··· DATASET RECORDS

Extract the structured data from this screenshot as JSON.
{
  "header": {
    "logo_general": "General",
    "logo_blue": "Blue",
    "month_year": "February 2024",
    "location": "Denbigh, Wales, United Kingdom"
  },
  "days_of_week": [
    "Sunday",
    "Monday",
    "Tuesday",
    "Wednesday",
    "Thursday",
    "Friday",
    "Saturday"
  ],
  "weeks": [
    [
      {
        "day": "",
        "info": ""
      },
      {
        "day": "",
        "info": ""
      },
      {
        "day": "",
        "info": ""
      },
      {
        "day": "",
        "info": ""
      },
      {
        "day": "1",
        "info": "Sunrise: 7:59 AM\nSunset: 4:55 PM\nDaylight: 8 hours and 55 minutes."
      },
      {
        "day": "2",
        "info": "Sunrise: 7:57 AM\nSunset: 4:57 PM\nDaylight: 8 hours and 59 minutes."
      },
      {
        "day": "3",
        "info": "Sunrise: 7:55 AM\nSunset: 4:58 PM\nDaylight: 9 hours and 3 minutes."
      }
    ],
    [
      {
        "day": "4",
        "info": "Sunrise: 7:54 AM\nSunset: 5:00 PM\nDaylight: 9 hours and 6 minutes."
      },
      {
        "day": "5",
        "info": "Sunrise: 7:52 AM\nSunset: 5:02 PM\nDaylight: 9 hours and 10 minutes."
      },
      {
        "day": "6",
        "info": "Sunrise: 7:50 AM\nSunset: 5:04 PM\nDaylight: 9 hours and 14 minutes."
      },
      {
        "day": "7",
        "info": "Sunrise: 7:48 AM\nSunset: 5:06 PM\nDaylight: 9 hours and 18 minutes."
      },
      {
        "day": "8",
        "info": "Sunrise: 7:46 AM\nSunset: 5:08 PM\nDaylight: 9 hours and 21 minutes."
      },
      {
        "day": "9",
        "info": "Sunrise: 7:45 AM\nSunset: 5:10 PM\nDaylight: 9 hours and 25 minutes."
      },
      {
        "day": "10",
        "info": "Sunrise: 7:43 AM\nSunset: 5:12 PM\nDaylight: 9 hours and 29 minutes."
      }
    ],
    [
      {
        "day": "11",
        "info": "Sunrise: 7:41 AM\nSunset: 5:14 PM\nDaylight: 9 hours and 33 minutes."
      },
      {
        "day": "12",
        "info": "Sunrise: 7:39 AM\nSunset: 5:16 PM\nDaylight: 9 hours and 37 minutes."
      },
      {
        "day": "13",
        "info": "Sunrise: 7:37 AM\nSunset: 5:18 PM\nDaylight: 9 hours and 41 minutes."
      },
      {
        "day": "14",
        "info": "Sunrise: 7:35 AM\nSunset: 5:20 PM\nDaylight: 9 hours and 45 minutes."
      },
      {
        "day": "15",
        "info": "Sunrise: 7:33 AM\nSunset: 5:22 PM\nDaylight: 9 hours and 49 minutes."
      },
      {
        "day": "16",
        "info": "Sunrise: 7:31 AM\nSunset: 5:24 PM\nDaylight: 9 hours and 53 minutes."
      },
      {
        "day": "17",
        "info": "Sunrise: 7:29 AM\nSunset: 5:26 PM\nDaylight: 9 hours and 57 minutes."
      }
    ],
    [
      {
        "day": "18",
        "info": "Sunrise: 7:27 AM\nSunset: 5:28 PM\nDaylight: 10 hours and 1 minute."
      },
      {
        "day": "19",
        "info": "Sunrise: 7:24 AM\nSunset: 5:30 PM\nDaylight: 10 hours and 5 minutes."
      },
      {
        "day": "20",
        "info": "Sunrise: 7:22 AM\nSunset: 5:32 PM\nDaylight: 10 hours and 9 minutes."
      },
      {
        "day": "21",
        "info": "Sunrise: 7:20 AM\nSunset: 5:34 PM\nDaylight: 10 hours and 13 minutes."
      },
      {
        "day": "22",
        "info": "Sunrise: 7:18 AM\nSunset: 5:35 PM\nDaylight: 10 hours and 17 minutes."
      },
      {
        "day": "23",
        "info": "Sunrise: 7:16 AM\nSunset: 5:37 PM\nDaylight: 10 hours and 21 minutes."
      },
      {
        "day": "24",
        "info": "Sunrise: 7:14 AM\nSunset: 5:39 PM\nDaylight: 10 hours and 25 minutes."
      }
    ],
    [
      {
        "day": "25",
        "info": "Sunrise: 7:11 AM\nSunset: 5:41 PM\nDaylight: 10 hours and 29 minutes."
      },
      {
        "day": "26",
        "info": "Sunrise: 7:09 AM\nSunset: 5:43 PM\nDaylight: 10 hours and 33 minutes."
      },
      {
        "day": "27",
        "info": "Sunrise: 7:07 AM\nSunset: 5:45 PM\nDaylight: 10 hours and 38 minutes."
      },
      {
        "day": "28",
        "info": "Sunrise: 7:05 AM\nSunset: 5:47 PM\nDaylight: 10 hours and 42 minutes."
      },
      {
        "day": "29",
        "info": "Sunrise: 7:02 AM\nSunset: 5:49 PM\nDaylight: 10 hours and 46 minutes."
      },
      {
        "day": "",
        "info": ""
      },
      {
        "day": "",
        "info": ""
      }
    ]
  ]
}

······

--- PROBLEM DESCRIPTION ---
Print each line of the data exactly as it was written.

--- TASK OUTPUT ---
Extract the structured data from this screenshot as JSON.
{
  "header": {
    "logo_general": "General",
    "logo_blue": "Blue",
    "month_year": "February 2024",
    "location": "Denbigh, Wales, United Kingdom"
  },
  "days_of_week": [
    "Sunday",
    "Monday",
    "Tuesday",
    "Wednesday",
    "Thursday",
    "Friday",
    "Saturday"
  ],
  "weeks": [
    [
      {
        "day": "",
        "info": ""
      },
      {
        "day": "",
        "info": ""
      },
      {
        "day": "",
        "info": ""
      },
      {
        "day": "",
        "info": ""
      },
      {
        "day": "1",
        "info": "Sunrise: 7:59 AM\nSunset: 4:55 PM\nDaylight: 8 hours and 55 minutes."
      },
      {
        "day": "2",
        "info": "Sunrise: 7:57 AM\nSunset: 4:57 PM\nDaylight: 8 hours and 59 minutes."
      },
      {
        "day": "3",
        "info": "Sunrise: 7:55 AM\nSunset: 4:58 PM\nDaylight: 9 hours and 3 minutes."
      }
    ],
    [
      {
        "day": "4",
        "info": "Sunrise: 7:54 AM\nSunset: 5:00 PM\nDaylight: 9 hours and 6 minutes."
      },
      {
        "day": "5",
        "info": "Sunrise: 7:52 AM\nSunset: 5:02 PM\nDaylight: 9 hours and 10 minutes."
      },
      {
        "day": "6",
        "info": "Sunrise: 7:50 AM\nSunset: 5:04 PM\nDaylight: 9 hours and 14 minutes."
      },
      {
        "day": "7",
        "info": "Sunrise: 7:48 AM\nSunset: 5:06 PM\nDaylight: 9 hours and 18 minutes."
      },
      {
        "day": "8",
        "info": "Sunrise: 7:46 AM\nSunset: 5:08 PM\nDaylight: 9 hours and 21 minutes."
      },
      {
        "day": "9",
        "info": "Sunrise: 7:45 AM\nSunset: 5:10 PM\nDaylight: 9 hours and 25 minutes."
      },
      {
        "day": "10",
        "info": "Sunrise: 7:43 AM\nSunset: 5:12 PM\nDaylight: 9 hours and 29 minutes."
      }
    ],
    [
      {
        "day": "11",
        "info": "Sunrise: 7:41 AM\nSunset: 5:14 PM\nDaylight: 9 hours and 33 minutes."
      },
      {
        "day": "12",
        "info": "Sunrise: 7:39 AM\nSunset: 5:16 PM\nDaylight: 9 hours and 37 minutes."
      },
      {
        "day": "13",
        "info": "Sunrise: 7:37 AM\nSunset: 5:18 PM\nDaylight: 9 hours and 41 minutes."
      },
      {
        "day": "14",
        "info": "Sunrise: 7:35 AM\nSunset: 5:20 PM\nDaylight: 9 hours and 45 minutes."
      },
      {
        "day": "15",
        "info": "Sunrise: 7:33 AM\nSunset: 5:22 PM\nDaylight: 9 hours and 49 minutes."
      },
      {
        "day": "16",
        "info": "Sunrise: 7:31 AM\nSunset: 5:24 PM\nDaylight: 9 hours and 53 minutes."
      },
      {
        "day": "17",
        "info": "Sunrise: 7:29 AM\nSunset: 5:26 PM\nDaylight: 9 hours and 57 minutes."
      }
    ],
    [
      {
        "day": "18",
        "info": "Sunrise: 7:27 AM\nSunset: 5:28 PM\nDaylight: 10 hours and 1 minute."
      },
      {
        "day": "19",
        "info": "Sunrise: 7:24 AM\nSunset: 5:30 PM\nDaylight: 10 hours and 5 minutes."
      },
      {
        "day": "20",
        "info": "Sunrise: 7:22 AM\nSunset: 5:32 PM\nDaylight: 10 hours and 9 minutes."
      },
      {
        "day": "21",
        "info": "Sunrise: 7:20 AM\nSunset: 5:34 PM\nDaylight: 10 hours and 13 minutes."
      },
      {
        "day": "22",
        "info": "Sunrise: 7:18 AM\nSunset: 5:35 PM\nDaylight: 10 hours and 17 minutes."
      },
      {
        "day": "23",
        "info": "Sunrise: 7:16 AM\nSunset: 5:37 PM\nDaylight: 10 hours and 21 minutes."
      },
      {
        "day": "24",
        "info": "Sunrise: 7:14 AM\nSunset: 5:39 PM\nDaylight: 10 hours and 25 minutes."
      }
    ],
    [
      {
        "day": "25",
        "info": "Sunrise: 7:11 AM\nSunset: 5:41 PM\nDaylight: 10 hours and 29 minutes."
      },
      {
        "day": "26",
        "info": "Sunrise: 7:09 AM\nSunset: 5:43 PM\nDaylight: 10 hours and 33 minutes."
      },
      {
        "day": "27",
        "info": "Sunrise: 7:07 AM\nSunset: 5:45 PM\nDaylight: 10 hours and 38 minutes."
      },
      {
        "day": "28",
        "info": "Sunrise: 7:05 AM\nSunset: 5:47 PM\nDaylight: 10 hours and 42 minutes."
      },
      {
        "day": "29",
        "info": "Sunrise: 7:02 AM\nSunset: 5:49 PM\nDaylight: 10 hours and 46 minutes."
      },
      {
        "day": "",
        "info": ""
      },
      {
        "day": "",
        "info": ""
      }
    ]
  ]
}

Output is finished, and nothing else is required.